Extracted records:
———

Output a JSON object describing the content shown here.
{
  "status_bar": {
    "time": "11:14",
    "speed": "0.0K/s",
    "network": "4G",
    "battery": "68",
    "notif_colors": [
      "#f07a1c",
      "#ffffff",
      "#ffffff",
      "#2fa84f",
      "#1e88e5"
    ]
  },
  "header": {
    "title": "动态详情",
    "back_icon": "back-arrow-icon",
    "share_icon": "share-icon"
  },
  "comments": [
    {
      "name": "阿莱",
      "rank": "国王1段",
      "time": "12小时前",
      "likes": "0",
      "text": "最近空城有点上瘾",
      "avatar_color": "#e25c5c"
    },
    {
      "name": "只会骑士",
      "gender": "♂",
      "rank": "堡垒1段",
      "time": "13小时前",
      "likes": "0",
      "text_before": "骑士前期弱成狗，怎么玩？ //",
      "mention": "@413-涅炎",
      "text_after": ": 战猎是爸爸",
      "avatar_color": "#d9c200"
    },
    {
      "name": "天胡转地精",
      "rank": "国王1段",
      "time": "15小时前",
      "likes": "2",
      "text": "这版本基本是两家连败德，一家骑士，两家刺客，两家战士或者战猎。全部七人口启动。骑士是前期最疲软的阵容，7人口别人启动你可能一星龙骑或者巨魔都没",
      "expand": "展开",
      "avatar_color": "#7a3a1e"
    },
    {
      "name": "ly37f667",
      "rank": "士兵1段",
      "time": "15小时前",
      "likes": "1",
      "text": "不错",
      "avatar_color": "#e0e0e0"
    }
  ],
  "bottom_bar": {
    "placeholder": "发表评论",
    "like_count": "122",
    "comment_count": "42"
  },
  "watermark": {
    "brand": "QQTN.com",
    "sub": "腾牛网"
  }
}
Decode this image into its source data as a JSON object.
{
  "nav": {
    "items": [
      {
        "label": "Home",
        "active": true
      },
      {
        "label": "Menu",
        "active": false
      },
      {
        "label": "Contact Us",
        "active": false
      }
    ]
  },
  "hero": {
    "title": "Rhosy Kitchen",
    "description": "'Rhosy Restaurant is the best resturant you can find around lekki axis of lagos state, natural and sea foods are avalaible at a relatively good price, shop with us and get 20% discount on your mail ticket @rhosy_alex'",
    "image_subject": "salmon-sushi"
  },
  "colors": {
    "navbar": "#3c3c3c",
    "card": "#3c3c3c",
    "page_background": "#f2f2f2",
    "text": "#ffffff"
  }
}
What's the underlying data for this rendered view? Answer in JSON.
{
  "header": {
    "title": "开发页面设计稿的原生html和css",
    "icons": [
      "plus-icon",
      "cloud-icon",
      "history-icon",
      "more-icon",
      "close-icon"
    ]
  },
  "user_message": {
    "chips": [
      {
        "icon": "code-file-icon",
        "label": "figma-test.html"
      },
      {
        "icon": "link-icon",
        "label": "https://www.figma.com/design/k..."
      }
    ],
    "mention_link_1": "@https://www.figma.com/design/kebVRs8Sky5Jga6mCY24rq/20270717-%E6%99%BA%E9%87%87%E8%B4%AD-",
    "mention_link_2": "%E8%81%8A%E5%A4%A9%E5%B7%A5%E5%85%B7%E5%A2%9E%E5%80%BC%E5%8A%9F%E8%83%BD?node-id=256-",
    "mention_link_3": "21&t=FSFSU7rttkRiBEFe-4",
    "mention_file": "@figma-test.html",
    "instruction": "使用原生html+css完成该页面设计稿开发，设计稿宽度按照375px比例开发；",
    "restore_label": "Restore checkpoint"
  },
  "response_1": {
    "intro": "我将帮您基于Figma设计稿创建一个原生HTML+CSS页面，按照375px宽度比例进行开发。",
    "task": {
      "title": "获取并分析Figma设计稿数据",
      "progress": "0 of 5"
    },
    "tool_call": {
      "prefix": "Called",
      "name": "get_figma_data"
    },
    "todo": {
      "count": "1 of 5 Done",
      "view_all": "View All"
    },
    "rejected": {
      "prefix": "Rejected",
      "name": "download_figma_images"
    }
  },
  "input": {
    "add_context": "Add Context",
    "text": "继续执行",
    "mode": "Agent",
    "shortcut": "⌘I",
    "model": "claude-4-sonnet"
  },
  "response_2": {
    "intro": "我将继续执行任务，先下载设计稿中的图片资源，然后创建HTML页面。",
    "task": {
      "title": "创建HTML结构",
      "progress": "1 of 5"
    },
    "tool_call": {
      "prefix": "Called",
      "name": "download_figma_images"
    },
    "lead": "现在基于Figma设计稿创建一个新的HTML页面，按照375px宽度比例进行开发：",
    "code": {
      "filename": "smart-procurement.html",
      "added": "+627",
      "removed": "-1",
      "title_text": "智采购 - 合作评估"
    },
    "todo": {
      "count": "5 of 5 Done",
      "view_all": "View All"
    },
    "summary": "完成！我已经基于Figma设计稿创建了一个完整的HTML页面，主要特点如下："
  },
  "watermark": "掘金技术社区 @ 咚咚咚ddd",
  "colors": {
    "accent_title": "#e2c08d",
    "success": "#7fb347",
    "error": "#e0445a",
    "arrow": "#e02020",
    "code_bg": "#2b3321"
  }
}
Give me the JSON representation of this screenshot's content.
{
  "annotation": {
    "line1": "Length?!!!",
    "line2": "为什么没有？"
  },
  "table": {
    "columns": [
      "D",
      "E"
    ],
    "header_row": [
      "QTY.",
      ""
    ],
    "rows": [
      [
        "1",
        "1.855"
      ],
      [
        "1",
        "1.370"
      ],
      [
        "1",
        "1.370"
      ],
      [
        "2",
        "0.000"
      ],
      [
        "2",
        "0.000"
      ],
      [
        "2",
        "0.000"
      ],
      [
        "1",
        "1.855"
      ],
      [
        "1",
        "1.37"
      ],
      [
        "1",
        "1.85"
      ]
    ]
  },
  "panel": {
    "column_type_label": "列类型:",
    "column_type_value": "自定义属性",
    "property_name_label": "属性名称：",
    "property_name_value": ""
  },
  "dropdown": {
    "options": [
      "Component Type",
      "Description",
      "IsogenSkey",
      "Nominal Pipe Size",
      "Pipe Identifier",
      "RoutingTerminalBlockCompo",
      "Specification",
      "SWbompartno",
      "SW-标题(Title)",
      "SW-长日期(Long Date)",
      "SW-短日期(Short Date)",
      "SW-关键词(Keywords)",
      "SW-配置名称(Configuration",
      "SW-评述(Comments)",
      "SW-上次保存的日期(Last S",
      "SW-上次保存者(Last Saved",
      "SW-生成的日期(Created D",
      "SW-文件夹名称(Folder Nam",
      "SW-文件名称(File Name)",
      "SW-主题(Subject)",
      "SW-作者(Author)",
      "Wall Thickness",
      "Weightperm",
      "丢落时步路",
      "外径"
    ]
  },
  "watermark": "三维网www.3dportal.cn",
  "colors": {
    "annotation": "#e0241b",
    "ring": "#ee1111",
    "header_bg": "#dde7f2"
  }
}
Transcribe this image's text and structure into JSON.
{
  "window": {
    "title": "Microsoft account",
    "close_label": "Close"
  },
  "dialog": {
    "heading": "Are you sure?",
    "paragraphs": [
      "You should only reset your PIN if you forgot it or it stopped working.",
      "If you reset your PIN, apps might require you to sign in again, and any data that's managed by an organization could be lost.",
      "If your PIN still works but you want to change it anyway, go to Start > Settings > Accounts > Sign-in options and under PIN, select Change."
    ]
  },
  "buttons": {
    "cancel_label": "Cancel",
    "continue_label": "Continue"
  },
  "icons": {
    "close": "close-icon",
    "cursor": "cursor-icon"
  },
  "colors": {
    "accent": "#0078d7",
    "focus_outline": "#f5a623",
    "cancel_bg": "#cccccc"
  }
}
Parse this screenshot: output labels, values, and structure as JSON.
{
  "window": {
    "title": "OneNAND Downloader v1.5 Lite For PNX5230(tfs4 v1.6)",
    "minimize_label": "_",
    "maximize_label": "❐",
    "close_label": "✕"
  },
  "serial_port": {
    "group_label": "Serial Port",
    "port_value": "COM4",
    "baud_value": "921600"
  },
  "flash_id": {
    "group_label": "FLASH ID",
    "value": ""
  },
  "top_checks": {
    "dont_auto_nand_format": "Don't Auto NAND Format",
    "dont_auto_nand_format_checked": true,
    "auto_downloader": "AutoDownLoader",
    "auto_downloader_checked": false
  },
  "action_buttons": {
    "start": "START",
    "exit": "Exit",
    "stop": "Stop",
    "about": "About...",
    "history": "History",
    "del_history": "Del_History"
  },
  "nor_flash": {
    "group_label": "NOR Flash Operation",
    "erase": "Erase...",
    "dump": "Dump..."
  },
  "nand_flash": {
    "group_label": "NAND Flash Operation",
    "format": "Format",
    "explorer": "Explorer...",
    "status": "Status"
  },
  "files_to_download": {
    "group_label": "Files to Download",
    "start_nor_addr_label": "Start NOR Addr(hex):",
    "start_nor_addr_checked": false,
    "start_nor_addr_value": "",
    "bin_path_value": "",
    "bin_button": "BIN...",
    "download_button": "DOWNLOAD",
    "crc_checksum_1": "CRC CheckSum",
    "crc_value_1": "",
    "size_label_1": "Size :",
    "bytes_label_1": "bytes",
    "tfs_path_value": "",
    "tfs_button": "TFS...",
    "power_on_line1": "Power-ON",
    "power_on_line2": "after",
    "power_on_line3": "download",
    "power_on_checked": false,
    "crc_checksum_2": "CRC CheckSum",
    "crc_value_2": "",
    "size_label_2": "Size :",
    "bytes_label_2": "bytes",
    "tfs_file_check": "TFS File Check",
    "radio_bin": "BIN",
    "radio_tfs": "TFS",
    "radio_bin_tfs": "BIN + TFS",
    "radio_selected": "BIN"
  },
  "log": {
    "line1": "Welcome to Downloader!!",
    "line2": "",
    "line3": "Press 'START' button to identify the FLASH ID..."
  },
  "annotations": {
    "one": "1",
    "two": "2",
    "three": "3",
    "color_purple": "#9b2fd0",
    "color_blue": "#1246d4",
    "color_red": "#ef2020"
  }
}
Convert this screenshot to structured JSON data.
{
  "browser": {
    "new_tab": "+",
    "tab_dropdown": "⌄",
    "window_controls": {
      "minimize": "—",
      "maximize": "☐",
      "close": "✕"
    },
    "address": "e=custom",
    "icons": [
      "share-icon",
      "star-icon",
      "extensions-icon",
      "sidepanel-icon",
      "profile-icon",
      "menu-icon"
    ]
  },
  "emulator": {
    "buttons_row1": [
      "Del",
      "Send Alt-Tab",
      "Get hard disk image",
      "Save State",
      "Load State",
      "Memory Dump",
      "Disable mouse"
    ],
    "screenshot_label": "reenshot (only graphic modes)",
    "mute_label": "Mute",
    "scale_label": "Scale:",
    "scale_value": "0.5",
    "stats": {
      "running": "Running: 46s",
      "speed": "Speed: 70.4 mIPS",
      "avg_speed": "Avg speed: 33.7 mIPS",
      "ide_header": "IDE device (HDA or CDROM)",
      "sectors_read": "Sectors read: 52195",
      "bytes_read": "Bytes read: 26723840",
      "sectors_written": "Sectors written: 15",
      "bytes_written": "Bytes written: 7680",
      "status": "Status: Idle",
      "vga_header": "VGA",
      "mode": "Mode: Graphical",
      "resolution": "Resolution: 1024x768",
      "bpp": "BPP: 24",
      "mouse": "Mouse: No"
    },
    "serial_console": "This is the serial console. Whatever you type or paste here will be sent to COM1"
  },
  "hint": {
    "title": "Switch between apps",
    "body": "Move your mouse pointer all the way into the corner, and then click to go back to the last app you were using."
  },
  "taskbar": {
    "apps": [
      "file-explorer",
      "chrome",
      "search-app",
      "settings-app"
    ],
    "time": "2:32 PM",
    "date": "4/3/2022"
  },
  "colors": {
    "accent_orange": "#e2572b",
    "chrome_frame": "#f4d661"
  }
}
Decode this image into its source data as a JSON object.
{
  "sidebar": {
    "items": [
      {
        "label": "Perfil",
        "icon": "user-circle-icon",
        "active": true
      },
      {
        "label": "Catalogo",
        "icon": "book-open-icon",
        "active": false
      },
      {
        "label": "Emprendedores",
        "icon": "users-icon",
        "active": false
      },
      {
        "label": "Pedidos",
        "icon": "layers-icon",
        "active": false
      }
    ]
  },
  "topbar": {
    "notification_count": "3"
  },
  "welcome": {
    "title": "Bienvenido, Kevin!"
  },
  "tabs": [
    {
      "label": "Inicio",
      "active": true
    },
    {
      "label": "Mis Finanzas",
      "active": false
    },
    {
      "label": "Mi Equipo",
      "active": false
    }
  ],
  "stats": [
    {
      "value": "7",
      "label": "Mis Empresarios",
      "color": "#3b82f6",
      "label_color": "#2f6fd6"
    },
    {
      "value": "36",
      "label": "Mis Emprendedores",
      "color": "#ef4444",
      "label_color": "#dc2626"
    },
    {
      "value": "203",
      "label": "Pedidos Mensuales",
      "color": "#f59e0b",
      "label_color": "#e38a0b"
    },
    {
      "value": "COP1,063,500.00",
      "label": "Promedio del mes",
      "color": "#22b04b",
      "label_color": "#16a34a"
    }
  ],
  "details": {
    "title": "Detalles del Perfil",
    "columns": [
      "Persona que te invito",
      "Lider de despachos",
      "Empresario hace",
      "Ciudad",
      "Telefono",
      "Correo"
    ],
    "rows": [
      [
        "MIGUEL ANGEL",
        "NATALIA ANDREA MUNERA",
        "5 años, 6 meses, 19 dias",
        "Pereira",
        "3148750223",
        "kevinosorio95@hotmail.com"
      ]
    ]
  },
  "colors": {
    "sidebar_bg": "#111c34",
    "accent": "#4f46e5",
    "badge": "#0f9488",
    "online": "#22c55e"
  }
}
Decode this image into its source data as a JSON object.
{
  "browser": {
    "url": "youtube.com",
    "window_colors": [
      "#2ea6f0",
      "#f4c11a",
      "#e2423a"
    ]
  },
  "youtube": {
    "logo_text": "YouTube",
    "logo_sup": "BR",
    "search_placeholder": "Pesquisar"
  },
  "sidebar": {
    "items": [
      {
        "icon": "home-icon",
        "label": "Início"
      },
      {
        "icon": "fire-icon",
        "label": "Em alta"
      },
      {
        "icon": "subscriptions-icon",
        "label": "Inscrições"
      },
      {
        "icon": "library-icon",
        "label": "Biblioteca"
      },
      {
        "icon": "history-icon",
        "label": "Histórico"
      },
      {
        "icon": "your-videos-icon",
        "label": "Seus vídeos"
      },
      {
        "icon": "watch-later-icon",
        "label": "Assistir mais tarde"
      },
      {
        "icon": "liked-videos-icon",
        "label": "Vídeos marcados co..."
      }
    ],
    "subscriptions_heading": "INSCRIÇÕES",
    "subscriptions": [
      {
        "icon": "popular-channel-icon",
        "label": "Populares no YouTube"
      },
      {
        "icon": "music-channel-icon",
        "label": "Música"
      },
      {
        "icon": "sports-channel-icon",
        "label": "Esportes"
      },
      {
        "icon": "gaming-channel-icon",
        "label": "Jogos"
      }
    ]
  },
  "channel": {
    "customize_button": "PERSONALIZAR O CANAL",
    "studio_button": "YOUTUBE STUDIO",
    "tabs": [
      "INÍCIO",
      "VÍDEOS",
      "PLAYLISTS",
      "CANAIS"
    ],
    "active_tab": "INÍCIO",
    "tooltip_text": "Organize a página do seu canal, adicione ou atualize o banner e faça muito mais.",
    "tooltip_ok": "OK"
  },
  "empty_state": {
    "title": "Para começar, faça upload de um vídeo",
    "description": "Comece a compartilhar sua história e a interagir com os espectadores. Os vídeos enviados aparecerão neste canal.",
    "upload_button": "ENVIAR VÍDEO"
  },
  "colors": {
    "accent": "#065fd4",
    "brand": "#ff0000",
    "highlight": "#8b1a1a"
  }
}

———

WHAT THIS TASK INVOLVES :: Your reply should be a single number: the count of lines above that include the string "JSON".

RESPONSE TO THE TASK :: 9